Check each line of the material below for "icon", then copy the ones that contain it.

========================

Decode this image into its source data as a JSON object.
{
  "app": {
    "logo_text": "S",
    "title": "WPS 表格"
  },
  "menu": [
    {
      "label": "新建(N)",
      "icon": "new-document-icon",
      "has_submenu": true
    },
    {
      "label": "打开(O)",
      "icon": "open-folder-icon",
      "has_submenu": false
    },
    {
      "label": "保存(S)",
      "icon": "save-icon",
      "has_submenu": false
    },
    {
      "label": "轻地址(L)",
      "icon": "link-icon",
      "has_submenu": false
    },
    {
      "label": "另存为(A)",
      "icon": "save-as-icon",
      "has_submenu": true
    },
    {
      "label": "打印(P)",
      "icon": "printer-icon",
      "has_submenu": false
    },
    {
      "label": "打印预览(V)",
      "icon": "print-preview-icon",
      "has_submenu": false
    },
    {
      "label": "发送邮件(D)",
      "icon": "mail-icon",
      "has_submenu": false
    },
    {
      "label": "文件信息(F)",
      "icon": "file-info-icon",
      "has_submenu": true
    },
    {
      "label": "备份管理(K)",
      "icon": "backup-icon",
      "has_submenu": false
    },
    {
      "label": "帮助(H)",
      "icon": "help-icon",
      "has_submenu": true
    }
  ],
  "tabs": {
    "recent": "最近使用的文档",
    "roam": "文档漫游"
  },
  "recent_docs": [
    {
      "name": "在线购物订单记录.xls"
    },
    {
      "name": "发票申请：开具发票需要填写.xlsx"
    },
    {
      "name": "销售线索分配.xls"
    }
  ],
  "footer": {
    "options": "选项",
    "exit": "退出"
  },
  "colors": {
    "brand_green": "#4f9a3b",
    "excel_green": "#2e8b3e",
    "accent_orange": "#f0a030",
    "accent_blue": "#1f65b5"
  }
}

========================

> [RESPONSE TO THE EXERCISE]
      "icon": "new-document-icon",
      "icon": "open-folder-icon",
      "icon": "save-icon",
      "icon": "link-icon",
      "icon": "save-as-icon",
      "icon": "printer-icon",
      "icon": "print-preview-icon",
      "icon": "mail-icon",
      "icon": "file-info-icon",
      "icon": "backup-icon",
      "icon": "help-icon",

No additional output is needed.